As mentioned above, the principal danger from knob and tube wiring is a fire, often caused by a spark igniting attic insulation or insulation in the walls. Several factors heighten the danger of knob and tube wiring.

The age of the wiring plays a critical role. When installed 50 or more years ago, the average home drew far less electricity than modern appliances and electronics. This means that older wiring can quickly become overloaded, to the point that they pose a fire hazard. Add in the fact that the flexible cloth often used to coat the wires breaks down over time. The result is that you have exposed, overloaded wires that may be in contact with flammable building materials like attic insulation.

Another issue with knob and tube wiring is that they do not include a ground wire. A relatively new invention, the ground wire is a safety feature that helps prevent overloaded wires from sparking a fire. Many modern appliances require three-prong electricity, so older wiring may not even support new electronics.

Further, as mentioned above, they are easy to ignore. Since they are in the hollow spaces of ceilings, walls, or attics, you don’t necessarily see them, even when doing renovations.

What should I do if I have knob and tube wiring?

If you have knob and tube wiring in your home, you’ll want to call an attic professional immediately. We’ll come out, assess the risk, and help you craft a plan for mitigation or replacement. You certainly don’t want to tackle dangerous old wiring on your own, nor do you want to let it go unchecked.

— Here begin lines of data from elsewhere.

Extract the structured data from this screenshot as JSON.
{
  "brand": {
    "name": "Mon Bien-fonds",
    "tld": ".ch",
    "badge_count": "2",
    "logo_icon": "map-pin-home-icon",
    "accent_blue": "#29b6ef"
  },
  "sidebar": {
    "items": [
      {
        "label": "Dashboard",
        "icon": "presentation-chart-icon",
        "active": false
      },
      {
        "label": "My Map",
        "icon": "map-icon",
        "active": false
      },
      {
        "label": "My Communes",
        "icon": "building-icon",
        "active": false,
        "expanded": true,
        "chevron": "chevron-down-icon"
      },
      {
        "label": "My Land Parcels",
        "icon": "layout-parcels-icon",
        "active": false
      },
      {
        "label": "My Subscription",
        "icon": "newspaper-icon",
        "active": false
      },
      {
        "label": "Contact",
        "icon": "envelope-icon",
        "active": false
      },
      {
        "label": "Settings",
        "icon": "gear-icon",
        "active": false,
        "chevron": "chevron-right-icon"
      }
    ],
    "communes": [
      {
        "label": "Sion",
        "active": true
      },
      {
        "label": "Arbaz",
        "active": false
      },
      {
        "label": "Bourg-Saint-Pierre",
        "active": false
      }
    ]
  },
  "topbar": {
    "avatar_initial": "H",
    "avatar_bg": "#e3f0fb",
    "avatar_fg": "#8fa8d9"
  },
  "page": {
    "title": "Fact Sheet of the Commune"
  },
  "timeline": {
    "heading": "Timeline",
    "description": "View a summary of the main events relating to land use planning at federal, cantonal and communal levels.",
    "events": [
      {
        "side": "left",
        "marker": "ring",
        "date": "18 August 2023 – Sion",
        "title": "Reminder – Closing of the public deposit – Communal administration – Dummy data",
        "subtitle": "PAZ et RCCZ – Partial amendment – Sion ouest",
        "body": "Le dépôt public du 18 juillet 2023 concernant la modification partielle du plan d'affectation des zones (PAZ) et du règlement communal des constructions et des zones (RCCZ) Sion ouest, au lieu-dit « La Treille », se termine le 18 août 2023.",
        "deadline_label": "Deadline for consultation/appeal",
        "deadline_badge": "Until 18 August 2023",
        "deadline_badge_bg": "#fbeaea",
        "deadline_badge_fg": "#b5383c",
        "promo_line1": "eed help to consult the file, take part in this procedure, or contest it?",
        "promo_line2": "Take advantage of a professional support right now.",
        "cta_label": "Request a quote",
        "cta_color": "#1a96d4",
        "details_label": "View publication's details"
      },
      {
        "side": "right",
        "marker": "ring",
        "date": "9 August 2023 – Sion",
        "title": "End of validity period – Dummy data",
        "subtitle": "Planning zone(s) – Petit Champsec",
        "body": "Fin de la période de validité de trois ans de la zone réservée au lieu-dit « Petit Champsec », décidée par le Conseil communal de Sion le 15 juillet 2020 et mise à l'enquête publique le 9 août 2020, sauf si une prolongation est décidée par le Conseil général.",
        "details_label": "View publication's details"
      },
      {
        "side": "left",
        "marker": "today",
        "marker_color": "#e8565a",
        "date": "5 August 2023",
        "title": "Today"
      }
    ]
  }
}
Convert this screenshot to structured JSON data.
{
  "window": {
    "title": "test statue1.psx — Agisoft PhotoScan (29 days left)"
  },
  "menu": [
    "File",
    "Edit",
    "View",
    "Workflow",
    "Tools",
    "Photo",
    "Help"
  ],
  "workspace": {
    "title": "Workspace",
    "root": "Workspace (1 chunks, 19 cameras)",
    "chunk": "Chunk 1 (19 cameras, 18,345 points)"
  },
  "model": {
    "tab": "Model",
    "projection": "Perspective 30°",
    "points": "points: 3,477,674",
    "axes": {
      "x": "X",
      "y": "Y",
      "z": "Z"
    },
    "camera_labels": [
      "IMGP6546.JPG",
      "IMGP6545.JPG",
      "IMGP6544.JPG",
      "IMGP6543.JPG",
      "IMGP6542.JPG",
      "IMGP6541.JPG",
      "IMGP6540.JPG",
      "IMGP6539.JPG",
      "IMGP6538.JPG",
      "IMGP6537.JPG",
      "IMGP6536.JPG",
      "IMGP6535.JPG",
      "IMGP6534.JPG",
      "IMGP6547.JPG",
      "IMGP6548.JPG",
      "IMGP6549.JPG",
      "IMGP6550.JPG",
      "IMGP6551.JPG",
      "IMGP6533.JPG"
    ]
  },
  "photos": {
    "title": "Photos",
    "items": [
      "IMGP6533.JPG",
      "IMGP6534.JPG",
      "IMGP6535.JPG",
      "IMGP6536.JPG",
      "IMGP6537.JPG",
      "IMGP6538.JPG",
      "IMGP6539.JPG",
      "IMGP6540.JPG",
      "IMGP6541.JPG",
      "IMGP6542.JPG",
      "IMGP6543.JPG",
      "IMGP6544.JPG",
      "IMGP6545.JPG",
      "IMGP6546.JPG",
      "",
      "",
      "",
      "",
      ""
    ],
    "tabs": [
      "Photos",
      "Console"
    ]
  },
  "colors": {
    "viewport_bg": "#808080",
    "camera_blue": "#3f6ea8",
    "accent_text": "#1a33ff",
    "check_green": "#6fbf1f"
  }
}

If you have an older home, contact us today. We’ll help you make sure your charming, older home is safe and comfortable for you and your family for years to come.